**Material to process:**
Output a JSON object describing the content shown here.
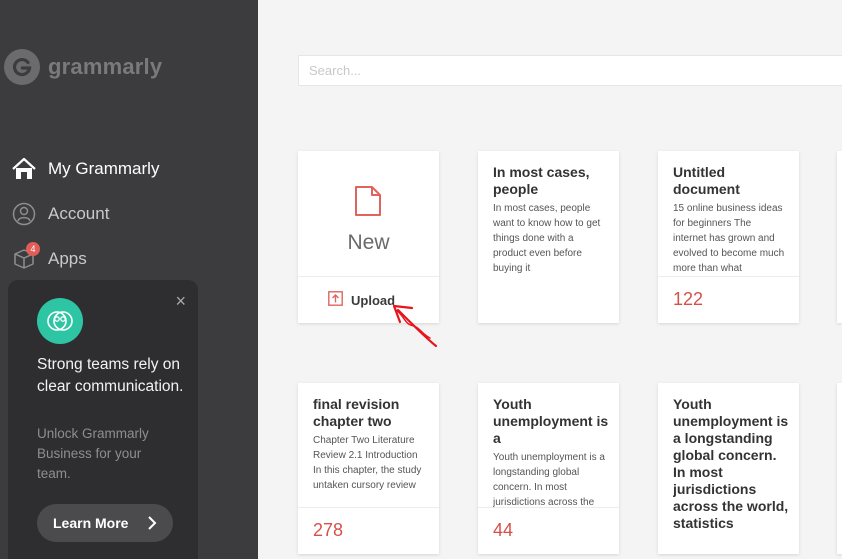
{
  "brand": {
    "name": "grammarly",
    "logo_icon": "grammarly-g-icon"
  },
  "sidebar": {
    "nav": [
      {
        "label": "My Grammarly",
        "icon": "home-icon",
        "active": true
      },
      {
        "label": "Account",
        "icon": "user-icon"
      },
      {
        "label": "Apps",
        "icon": "box-icon",
        "badge": "4"
      }
    ],
    "promo": {
      "icon": "team-icon",
      "title": "Strong teams rely on clear communication.",
      "subtitle": "Unlock Grammarly Business for your team.",
      "button": "Learn More",
      "close": "×"
    }
  },
  "search": {
    "placeholder": "Search..."
  },
  "new_card": {
    "label": "New",
    "upload_label": "Upload"
  },
  "documents": [
    {
      "title": "In most cases, people",
      "preview": "In most cases, people want to know how to get things done with a product even before buying it",
      "count": ""
    },
    {
      "title": "Untitled document",
      "preview": "15 online business ideas for beginners The internet has grown and evolved to become much more than what",
      "count": "122"
    },
    {
      "title": "final revision chapter two",
      "preview": "Chapter Two Literature Review 2.1 Introduction In this chapter, the study untaken cursory review",
      "count": "278"
    },
    {
      "title": "Youth unemployment is a",
      "preview": "Youth unemployment is a longstanding global concern. In most jurisdictions across the",
      "count": "44"
    },
    {
      "title": "Youth unemployment is a longstanding global concern. In most jurisdictions across the world, statistics",
      "preview": "",
      "count": ""
    }
  ],
  "colors": {
    "sidebar": "#3c3c3f",
    "accent": "#d6504a",
    "promo_icon": "#2ec5a4"
  }
}
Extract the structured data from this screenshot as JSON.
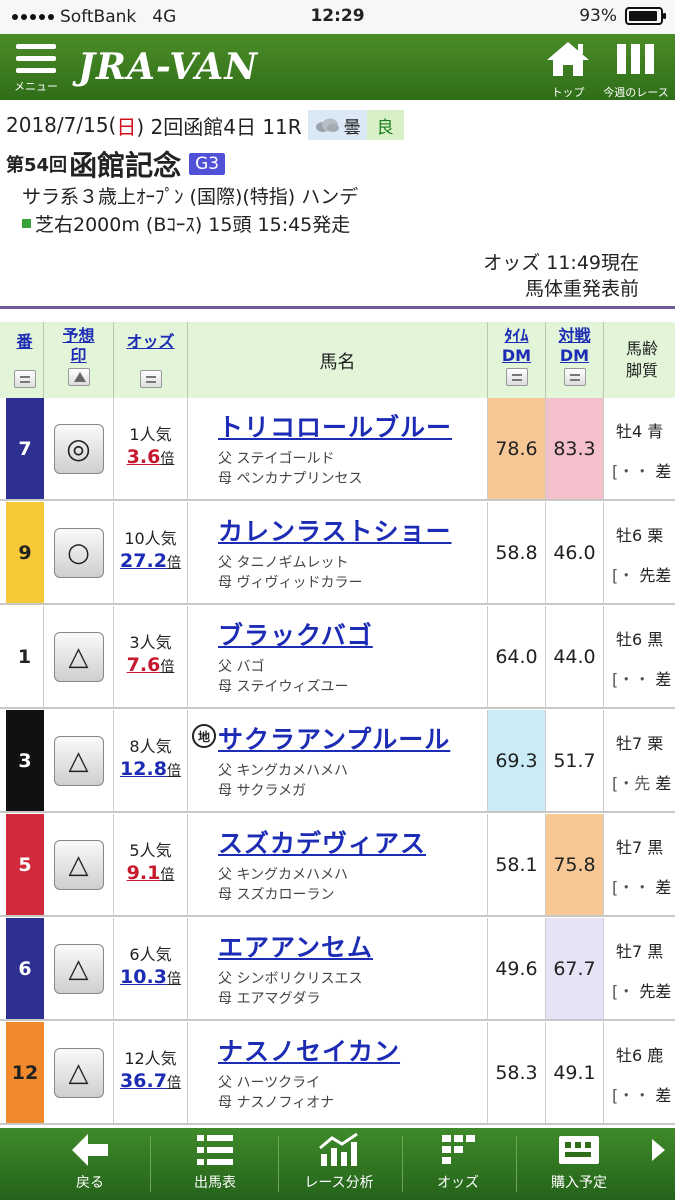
{
  "status_bar": {
    "carrier": "SoftBank",
    "network": "4G",
    "time": "12:29",
    "battery": "93%",
    "battery_level": 0.93
  },
  "header": {
    "menu_label": "メニュー",
    "logo": "JRA-VAN",
    "top_label": "トップ",
    "week_label": "今週のレース"
  },
  "race": {
    "date_prefix": "2018/7/15(",
    "weekday": "日",
    "date_suffix": ") 2回函館4日 11R",
    "weather": "曇",
    "track_condition": "良",
    "number": "第54回",
    "name": "函館記念",
    "grade": "G3",
    "conditions": "サラ系３歳上ｵｰﾌﾟﾝ (国際)(特指) ハンデ",
    "course": "芝右2000m (Bｺｰｽ) 15頭 15:45発走",
    "odds_time": "オッズ 11:49現在",
    "weight_status": "馬体重発表前"
  },
  "table_headers": {
    "num": "番",
    "mark_l1": "予想",
    "mark_l2": "印",
    "odds": "オッズ",
    "name": "馬名",
    "tdm_l1": "ﾀｲﾑ",
    "tdm_l2": "DM",
    "vdm_l1": "対戦",
    "vdm_l2": "DM",
    "age_l1": "馬齢",
    "age_l2": "脚質"
  },
  "horses": [
    {
      "num": "7",
      "mark": "◎",
      "popularity": "1人気",
      "odds": "3.6",
      "odds_color": "red",
      "bai": "倍",
      "name": "トリコロールブルー",
      "chiho": "",
      "sire": "父 ステイゴールド",
      "dam": "母 ペンカナプリンセス",
      "time_dm": "78.6",
      "vs_dm": "83.3",
      "age": "牡4 青",
      "style_prefix": "[・・",
      "style": "差",
      "bg": "#2d2f91",
      "fg": "#ffffff",
      "tdm_bg": "#f7c896",
      "vdm_bg": "#f4c0cc"
    },
    {
      "num": "9",
      "mark": "○",
      "popularity": "10人気",
      "odds": "27.2",
      "odds_color": "blue",
      "bai": "倍",
      "name": "カレンラストショー",
      "chiho": "",
      "sire": "父 タニノギムレット",
      "dam": "母 ヴィヴィッドカラー",
      "time_dm": "58.8",
      "vs_dm": "46.0",
      "age": "牡6 栗",
      "style_prefix": "[・",
      "style": "先差",
      "bg": "#f5c937",
      "fg": "#222222",
      "tdm_bg": "#ffffff",
      "vdm_bg": "#ffffff"
    },
    {
      "num": "1",
      "mark": "△",
      "popularity": "3人気",
      "odds": "7.6",
      "odds_color": "red",
      "bai": "倍",
      "name": "ブラックバゴ",
      "chiho": "",
      "sire": "父 バゴ",
      "dam": "母 ステイウィズユー",
      "time_dm": "64.0",
      "vs_dm": "44.0",
      "age": "牡6 黒",
      "style_prefix": "[・・",
      "style": "差",
      "bg": "#ffffff",
      "fg": "#222222",
      "tdm_bg": "#ffffff",
      "vdm_bg": "#ffffff"
    },
    {
      "num": "3",
      "mark": "△",
      "popularity": "8人気",
      "odds": "12.8",
      "odds_color": "blue",
      "bai": "倍",
      "name": "サクラアンプルール",
      "chiho": "地",
      "sire": "父 キングカメハメハ",
      "dam": "母 サクラメガ",
      "time_dm": "69.3",
      "vs_dm": "51.7",
      "age": "牡7 栗",
      "style_prefix": "[・先",
      "style": "差",
      "bg": "#111111",
      "fg": "#ffffff",
      "tdm_bg": "#c9ecf7",
      "vdm_bg": "#ffffff"
    },
    {
      "num": "5",
      "mark": "△",
      "popularity": "5人気",
      "odds": "9.1",
      "odds_color": "red",
      "bai": "倍",
      "name": "スズカデヴィアス",
      "chiho": "",
      "sire": "父 キングカメハメハ",
      "dam": "母 スズカローラン",
      "time_dm": "58.1",
      "vs_dm": "75.8",
      "age": "牡7 黒",
      "style_prefix": "[・・",
      "style": "差",
      "bg": "#d12a3c",
      "fg": "#ffffff",
      "tdm_bg": "#ffffff",
      "vdm_bg": "#f7c896"
    },
    {
      "num": "6",
      "mark": "△",
      "popularity": "6人気",
      "odds": "10.3",
      "odds_color": "blue",
      "bai": "倍",
      "name": "エアアンセム",
      "chiho": "",
      "sire": "父 シンボリクリスエス",
      "dam": "母 エアマグダラ",
      "time_dm": "49.6",
      "vs_dm": "67.7",
      "age": "牡7 黒",
      "style_prefix": "[・",
      "style": "先差",
      "bg": "#2d2f91",
      "fg": "#ffffff",
      "tdm_bg": "#ffffff",
      "vdm_bg": "#e6e3f6"
    },
    {
      "num": "12",
      "mark": "△",
      "popularity": "12人気",
      "odds": "36.7",
      "odds_color": "blue",
      "bai": "倍",
      "name": "ナスノセイカン",
      "chiho": "",
      "sire": "父 ハーツクライ",
      "dam": "母 ナスノフィオナ",
      "time_dm": "58.3",
      "vs_dm": "49.1",
      "age": "牡6 鹿",
      "style_prefix": "[・・",
      "style": "差",
      "bg": "#f08a2c",
      "fg": "#222222",
      "tdm_bg": "#ffffff",
      "vdm_bg": "#ffffff"
    }
  ],
  "bottom_nav": {
    "back": "戻る",
    "entries": "出馬表",
    "analysis": "レース分析",
    "odds": "オッズ",
    "purchase": "購入予定"
  },
  "colors": {
    "header_green": "#3a7d20",
    "link_blue": "#1d2cb4",
    "odds_red": "#c8182d",
    "grade_bg": "#5151d8"
  }
}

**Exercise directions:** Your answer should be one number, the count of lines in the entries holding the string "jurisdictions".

**Reply:** 2